▶ ASSIGNMENT:
The lines to find are those in the entries that hold the word "LARR"; copy every one of them.

(Data items)

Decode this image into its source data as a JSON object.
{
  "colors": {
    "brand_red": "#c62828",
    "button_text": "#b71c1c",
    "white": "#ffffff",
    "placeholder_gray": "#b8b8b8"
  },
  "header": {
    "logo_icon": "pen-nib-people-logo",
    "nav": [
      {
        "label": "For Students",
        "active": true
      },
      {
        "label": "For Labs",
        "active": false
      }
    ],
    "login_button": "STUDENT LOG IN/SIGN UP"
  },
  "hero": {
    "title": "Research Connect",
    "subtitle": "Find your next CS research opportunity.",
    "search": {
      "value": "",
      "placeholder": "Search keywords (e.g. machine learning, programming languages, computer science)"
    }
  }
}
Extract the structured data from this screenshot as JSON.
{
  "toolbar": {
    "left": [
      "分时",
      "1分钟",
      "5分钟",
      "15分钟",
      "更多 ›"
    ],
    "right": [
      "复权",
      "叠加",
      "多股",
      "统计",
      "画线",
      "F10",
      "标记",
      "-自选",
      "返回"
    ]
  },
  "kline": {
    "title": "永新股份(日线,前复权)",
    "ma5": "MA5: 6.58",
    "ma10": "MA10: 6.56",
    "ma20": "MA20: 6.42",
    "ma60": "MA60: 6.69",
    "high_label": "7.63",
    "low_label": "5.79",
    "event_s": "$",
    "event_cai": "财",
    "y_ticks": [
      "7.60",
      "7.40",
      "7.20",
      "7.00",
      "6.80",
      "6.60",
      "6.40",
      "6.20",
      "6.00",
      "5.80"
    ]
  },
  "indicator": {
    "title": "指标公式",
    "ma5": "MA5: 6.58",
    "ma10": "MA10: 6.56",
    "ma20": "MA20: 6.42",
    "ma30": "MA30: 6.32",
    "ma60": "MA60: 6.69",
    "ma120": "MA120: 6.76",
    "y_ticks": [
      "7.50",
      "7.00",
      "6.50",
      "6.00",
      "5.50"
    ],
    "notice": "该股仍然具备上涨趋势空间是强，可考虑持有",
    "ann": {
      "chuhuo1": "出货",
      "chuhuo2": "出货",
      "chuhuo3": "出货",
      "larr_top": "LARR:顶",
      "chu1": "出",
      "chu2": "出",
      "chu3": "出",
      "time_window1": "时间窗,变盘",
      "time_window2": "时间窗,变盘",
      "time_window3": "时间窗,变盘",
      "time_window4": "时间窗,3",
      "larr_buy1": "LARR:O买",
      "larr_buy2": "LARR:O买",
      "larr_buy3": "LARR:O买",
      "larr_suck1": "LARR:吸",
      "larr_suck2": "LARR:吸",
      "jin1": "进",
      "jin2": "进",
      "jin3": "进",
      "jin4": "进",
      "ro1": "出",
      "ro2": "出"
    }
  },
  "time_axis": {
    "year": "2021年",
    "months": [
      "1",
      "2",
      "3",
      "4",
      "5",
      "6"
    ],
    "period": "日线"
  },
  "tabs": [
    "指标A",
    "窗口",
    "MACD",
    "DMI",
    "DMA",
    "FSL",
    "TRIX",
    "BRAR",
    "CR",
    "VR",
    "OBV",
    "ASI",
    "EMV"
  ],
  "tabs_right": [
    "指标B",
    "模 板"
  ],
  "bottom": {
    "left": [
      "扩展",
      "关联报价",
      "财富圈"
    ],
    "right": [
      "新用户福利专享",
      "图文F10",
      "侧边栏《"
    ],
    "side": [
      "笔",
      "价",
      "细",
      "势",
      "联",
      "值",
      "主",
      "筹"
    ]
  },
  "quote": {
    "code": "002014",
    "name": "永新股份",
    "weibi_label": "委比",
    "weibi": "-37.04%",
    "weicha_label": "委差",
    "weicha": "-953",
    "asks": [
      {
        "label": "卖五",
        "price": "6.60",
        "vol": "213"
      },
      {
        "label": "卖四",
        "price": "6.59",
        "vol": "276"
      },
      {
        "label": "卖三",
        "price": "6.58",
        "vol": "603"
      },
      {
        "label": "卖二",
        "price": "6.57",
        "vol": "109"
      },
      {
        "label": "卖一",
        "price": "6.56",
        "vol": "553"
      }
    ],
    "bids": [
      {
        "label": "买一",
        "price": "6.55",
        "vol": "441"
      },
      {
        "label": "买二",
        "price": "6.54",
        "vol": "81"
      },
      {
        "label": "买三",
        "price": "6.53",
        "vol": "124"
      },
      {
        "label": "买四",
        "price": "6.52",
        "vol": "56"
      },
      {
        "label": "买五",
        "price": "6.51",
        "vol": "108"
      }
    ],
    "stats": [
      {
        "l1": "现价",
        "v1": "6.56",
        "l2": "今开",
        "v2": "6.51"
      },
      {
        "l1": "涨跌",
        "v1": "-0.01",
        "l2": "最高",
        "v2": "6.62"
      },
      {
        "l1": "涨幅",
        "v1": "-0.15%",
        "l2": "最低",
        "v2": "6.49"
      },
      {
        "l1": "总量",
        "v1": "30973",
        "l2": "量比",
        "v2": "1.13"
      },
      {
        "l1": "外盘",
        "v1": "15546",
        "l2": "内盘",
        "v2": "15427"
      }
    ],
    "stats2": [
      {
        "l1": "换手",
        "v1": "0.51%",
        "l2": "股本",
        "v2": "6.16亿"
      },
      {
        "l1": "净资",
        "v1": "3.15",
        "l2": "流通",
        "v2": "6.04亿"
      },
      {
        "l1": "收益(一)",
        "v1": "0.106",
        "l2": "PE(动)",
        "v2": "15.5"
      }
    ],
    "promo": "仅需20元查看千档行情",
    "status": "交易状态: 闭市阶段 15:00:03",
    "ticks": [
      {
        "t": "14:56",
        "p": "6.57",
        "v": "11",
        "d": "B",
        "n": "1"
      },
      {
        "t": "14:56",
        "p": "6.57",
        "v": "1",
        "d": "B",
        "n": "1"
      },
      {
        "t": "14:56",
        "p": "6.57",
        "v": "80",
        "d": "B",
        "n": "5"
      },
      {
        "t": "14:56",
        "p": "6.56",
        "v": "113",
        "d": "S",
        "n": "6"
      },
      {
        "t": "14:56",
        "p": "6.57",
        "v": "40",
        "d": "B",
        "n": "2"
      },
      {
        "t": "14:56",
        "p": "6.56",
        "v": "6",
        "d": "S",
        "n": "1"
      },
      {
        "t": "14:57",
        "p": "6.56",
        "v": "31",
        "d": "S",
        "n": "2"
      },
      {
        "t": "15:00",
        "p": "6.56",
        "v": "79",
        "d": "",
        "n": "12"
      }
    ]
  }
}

▶ OUTPUT OF THE EXERCISE:
      "larr_top": "LARR:顶",
      "larr_buy1": "LARR:O买",
      "larr_buy2": "LARR:O买",
      "larr_buy3": "LARR:O买",
      "larr_suck1": "LARR:吸",
      "larr_suck2": "LARR:吸",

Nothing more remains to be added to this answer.